Never mind my complaints about travel, VERTEX 2012 was a very nice conference. There were a lot of interesting people there, mostly much more expert than me on the subject of vertex detectors. (I’ve written before about how tracking works and how a pixel detector works. In general, a vertex detector is a high-precision tracker designed to measure exactly where tracks come from; a pixel detector is one type of vertex detector.) My talk was about the current operations of the CMS pixel detector; you can see me giving the talk at right, and the (very technical) slides are here. Other talks were about future development in on-detector chip and sensor technology; this work is likely to affect the next detectors we build, and the upgrades of our current detectors as well.
The location of the conference — Jeju, Korea — was also very nice, and we got an afternoon off to see some of the island. The whole island is volcanic. The central mountain dominates the landscape, and there are lots of grass-covered craters. Sunrise peak, at left, erupted as recently as 5,000 years ago, but it seemed pretty quiet when we were there.
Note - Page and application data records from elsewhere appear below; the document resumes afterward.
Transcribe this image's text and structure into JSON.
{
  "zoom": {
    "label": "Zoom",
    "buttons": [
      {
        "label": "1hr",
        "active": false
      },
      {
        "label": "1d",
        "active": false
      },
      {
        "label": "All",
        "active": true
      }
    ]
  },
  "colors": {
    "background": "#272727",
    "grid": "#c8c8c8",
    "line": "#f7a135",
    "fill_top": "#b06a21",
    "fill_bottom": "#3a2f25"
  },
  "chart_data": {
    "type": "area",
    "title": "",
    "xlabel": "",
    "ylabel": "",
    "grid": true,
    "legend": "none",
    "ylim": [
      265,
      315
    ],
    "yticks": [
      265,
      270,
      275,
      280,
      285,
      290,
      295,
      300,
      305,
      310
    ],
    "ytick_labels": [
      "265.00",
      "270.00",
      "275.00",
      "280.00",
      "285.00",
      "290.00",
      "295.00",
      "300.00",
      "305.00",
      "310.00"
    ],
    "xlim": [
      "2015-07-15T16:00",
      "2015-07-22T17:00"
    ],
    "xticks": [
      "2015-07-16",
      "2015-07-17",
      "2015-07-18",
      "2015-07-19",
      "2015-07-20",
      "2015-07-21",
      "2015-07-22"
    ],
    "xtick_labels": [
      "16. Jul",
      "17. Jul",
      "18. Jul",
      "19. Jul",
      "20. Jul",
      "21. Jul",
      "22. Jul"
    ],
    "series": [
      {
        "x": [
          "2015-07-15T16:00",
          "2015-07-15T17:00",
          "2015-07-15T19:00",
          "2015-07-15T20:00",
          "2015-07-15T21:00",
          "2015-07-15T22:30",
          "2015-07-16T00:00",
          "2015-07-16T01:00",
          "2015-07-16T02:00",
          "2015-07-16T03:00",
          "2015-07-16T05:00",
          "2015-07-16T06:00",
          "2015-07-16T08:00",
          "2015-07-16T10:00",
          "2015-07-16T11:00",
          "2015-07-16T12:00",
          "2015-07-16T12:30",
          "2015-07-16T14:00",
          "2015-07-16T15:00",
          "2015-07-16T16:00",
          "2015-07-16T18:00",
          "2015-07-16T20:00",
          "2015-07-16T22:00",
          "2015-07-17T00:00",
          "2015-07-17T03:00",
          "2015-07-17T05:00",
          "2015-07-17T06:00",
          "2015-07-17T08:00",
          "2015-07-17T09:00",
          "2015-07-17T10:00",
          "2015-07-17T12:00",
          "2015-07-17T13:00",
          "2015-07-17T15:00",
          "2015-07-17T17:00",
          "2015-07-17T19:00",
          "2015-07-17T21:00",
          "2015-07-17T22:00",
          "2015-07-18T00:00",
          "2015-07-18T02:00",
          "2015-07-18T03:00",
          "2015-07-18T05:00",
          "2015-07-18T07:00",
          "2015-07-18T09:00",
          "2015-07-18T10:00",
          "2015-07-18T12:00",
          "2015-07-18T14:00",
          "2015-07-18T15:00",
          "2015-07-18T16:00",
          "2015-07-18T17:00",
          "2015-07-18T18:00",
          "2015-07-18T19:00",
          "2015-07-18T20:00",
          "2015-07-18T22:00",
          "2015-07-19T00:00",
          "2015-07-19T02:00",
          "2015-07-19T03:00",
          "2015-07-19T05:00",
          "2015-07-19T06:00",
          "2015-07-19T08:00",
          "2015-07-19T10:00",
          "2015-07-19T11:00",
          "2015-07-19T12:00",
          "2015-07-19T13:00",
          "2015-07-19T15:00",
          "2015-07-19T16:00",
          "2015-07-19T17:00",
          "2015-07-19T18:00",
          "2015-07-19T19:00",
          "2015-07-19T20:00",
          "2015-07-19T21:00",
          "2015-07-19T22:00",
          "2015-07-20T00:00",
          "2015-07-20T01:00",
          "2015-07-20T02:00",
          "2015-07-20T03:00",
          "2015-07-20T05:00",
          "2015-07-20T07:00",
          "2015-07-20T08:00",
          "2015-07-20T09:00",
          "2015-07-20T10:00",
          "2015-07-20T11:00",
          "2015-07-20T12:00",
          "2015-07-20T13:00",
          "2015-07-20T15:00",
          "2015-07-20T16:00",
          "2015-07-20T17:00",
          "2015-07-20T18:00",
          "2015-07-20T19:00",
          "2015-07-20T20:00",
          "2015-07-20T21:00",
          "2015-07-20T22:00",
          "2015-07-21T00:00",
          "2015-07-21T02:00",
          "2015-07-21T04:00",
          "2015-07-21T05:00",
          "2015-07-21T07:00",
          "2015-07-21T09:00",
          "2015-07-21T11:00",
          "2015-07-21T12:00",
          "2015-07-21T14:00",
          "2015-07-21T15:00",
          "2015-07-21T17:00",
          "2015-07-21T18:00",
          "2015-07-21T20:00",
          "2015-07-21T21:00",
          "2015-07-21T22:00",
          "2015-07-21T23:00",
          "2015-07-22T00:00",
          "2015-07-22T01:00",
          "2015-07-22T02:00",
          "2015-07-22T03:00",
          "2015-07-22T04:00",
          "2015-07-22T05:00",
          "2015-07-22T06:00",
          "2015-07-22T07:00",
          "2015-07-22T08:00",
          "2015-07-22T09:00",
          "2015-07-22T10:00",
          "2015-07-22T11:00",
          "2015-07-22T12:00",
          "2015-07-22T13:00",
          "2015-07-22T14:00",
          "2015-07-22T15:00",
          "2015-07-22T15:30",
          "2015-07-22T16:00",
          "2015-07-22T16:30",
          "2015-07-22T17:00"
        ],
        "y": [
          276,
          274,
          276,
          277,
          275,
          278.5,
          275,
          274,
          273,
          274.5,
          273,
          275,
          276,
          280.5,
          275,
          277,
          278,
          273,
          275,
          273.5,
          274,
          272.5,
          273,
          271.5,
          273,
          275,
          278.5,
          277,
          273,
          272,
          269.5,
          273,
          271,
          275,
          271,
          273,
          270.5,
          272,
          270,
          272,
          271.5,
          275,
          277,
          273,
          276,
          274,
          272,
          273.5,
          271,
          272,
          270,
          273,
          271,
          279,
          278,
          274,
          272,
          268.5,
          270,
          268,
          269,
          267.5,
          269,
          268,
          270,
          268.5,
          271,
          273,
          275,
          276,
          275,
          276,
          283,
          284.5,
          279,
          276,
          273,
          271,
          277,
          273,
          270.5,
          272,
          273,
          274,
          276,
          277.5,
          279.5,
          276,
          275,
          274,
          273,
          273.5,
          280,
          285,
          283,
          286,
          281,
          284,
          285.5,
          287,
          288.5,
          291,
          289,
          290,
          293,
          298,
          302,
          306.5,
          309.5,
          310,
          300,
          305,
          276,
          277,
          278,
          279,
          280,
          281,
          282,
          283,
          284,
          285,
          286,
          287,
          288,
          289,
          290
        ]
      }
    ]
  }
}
Overall, the conference was a great opportunity to meet people from all over the world and learn from them. And that’s really why we have to travel so far for these things, because good people work everywhere.